Gordon’s guitar music encompasses both flatpicking and fingerpicking styles of playing. He learned flatpicking as a young boy in Windsor, Newfoundland after hearing country music on the radio.
“I just loved the sound of the acoustic guitar. Hank Snow was a big influence in those days. I used to hear him on my family’s records and on the radio all the time. He played beautiful lead guitar breaks in his songs and I was really fascinated by them.”
Gordon spent the next few years teaching himself how to play the country songs and instrumentals he heard including the popular “Wildwood Flower” and “Guitar Boogie Breakdown”, both of which became staples in his repertoire and were recorded on vinyl during his later career as a professional musician.
Just as exciting was the traditional music performed by his grandmother, Malena Best from Merasheen, Placentia Bay, who sang and played the accordion when she came to visit Gordon’s family on holidays. He learned many tunes from “Granmay” and was struck by how deeply the music moved her.
“She knew what she wanted to hear and bring out of that instrument, she had her own definite style and approach. When she played, she had a light inside of her, she was beaming, and it was like someone turned on a switch. This beautiful expression was coming from her. It wasn’t just struggling over the notes, it was like she and the instrument became one. She had that magic, I never called it that then but that’s what it was. When I later composed and recorded my fingerpicking jig “Merasheen” for the North Atlantic Dance album, that memory guided me all along the way, and I wanted to recreate both her joy and passion in my tribute to her.”
Gordon’s main focus for many years has been solo, fingerstyle guitar which has allowed him more scope and greater freedom to express his musical ideas.
“For me, it all changed when I saw jazz guitarist Lenny Breau on television in the mid-1960s. It was really amazing how he made his guitar sound like a complete orchestra. He made it sound so full, playing lead and rhythm at the same time. Red Shea’s folk fingerpicking on his Martin D-28 also intrigued me. Many other great fingerpicking guitarists came along at that time and they all sparked my interest and influenced my decision to go in that direction.”
Spurred on by that revelation, Gordon became interested in composing original material for fingerstyle guitar and collaborated in the 1970s with fellow guitarist John Lacey on new works such as “Instrumentally” and “Sunbreeze” among others. A turning point was “Woodnight Moon”, an all original tune created a few years later which garnered excellent reviews and motivated Gordon to pursue composing in earnest. He then devoted himself to composing and recording an entire album of original instrumentals, a feat which resulted in Sea-Winds: Original Guitar Music from Newfoundland. The album was a breakthrough for Gordon.

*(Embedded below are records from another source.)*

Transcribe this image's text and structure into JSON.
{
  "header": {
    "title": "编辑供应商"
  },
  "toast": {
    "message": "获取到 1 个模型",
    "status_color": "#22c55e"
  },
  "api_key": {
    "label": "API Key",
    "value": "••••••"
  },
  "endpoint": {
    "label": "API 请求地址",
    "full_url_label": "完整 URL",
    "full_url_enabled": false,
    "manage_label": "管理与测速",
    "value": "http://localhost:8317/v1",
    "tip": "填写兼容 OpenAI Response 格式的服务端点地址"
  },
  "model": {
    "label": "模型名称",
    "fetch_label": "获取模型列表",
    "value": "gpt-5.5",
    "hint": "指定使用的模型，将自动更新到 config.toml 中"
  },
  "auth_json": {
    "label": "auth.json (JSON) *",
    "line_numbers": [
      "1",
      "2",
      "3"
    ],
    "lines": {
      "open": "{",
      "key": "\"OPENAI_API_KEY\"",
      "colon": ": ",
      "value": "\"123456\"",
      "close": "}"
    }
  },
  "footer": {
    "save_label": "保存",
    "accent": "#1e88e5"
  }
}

“I experimented with different techniques and tunings during those years which opened up the instrument to me. Just by changing one string I could increase the range and tones of a piece. I could tune a string down by a tone or semitone and achieve new harmonies and textures. I remember one day, I put the guitar in a G minor tuning and there were all kinds of different notes and colours coming out. It was fantastic, now I could actually compose something and hear and see what I was doing more. It was exciting now, it was like a whole brand new approach to the guitar. Discovering that one open-tuned chord led to the composition “Sea-Winds”. The way I perceived the world around me was suddenly heightened and full of depth and possibility. I recall at that time hearing the wind and seeing a field of grass blowing by the side of the road and wanting to capture and blend those ideas of hearing and seeing in another composition which became “Wild Fields”. The Sea-Winds project was an adventure. I felt like an explorer who all of a sudden stumbles on a new land, it was a whole new wilderness before me.”
North Atlantic Dance, another all original album, soon followed and ever since then Gordon has featured original compositions on his recordings. Traditional music is also a mainstay of his repertoire.
“A lot of the old tradtional music that I play has rich, timeless melodies that express a variety of feelings from happiness in the jigs to melancholy in the laments. I grew up with traditional music, it was in our family and in my community, now it brings back memories of my family roots as well. When I arrange a traditional piece, I try to come up with a new way of playing it by choosing a key that it’s not normally played in and, depending on the tune, I’ll try to find a different type of tuning from the way it was originally played. In that way, it opens up the space to bring new elements to the piece such as different bass notes and different types of rhythms. I embellish some sections with different ornamentations such as tremelo, hammer ons, pull offs and triplets.”
Gordon’s love of nature, pet cats, his Newfoundland and Labrador home, and his family and its history are all woven into his music. Inspiration is all around him.
“In many ways, I feel like I’m just starting out, there is always so much to learn. But mostly I want to enjoy playing the guitar and to bring out the sounds and tones that will move me and all who hear my music.”